10 Jul 2020
Ann McGeeney was born on the 3rd June 1962 in Cornonagh, a small townland outside Crossmaglen in South Armagh. Ann began her working life in Crossmaglen as manager of the newly formed Regeneration of South Armagh community organisation. She was dedicated to working with and for communities in deprived areas, on both sides of the border, supporting peacebuilding and inspiring women to be confident and make a difference to their lives. She worked in dangerous and difficult times but despite intimidation, confrontation and challenge she never diverted from what she believed in or in the defence of who she believed in.
Ann also led an exceptionally active life outside work – running, cycling, kayaking and walking her beloved hills. However, following a diagnosis of lung cancer in June 2014, Ann’s life was cut short and she sadly passed away fifteen months later at the age of just 52.
To recognise Ann’s work and life her family, husband Jimmy, daughters Daisy and Holly and sons Ardal and James, decided to set up a fund in her memory through the Community Foundation.
“We set up the Ann McGeeney Fund in memory of Ann, so her work could live on and also that our daughter’s Holly and Daisy could be involved in something that would make their mother proud.
“Giving money to do good things was Ann’s passion and we are doing just that.
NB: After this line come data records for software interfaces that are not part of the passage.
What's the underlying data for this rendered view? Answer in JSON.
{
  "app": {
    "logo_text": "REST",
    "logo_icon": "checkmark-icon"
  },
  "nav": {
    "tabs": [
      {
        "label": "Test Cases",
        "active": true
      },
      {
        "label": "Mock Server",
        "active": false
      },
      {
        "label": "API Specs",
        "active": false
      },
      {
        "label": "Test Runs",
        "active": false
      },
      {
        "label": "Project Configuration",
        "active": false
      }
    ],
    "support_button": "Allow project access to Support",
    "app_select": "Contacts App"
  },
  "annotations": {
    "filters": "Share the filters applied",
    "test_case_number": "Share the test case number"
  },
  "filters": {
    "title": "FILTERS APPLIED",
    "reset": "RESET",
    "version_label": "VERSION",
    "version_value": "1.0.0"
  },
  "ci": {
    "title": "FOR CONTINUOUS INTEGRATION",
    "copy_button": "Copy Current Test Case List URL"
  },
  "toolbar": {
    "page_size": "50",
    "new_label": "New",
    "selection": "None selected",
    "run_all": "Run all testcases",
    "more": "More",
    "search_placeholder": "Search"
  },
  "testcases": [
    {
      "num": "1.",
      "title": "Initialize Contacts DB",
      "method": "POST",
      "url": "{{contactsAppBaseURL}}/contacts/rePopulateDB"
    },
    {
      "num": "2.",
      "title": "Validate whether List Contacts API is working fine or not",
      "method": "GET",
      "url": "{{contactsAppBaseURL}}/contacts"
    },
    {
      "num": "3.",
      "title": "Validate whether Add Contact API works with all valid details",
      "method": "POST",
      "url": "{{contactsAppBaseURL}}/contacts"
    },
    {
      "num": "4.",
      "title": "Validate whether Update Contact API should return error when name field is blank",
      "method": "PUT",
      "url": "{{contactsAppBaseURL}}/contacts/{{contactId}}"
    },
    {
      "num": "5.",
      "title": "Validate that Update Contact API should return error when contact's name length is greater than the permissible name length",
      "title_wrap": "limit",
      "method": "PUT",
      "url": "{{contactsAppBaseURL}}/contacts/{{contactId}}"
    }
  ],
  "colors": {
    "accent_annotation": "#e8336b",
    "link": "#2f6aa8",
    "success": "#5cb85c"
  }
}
Ann was passionate about peacebuilding and rebuilding communities torn apart by conflict. Ann worked with communities on both sides of the border, reaching out to those hard to reach individuals, listening to them and learning what was needed to support them. Ann had a particular focus on peacebuilding and women’s groups seeking to make a positive change to their lives. We are so proud that through her fund that work continues today”.
Drum Development Association is one of the groups to benefit from the Ann McGeeney Fund. They used their grant to run facilitated storytelling sessions exploring peace and conflict.
Angela Graham, Director of Drum Development Association, said,
“Storytelling is a powerful feeling, to be listened to and have your personal story heard. It’s an opportunity to gain understanding and compassion for others despite their background or culture and to bring communities together”.
Holly, one of Ann’s daughters, describes why the fund remains important to all the family,
“Drum Development Association are just one of the groups that have benefited from mum’s Fund over the years. As a family, it means the world to us to work with the Foundation to see where the challenges are today in our local area and to think about how mum would have been so pleased to be able to still support these groups. We also love holding family events to raise money for the Fund, remember mum and then see the impact the grants make. Small things do make a difference and, as mum always said, these grants, small though they may be in value make important differences to the projects they support.”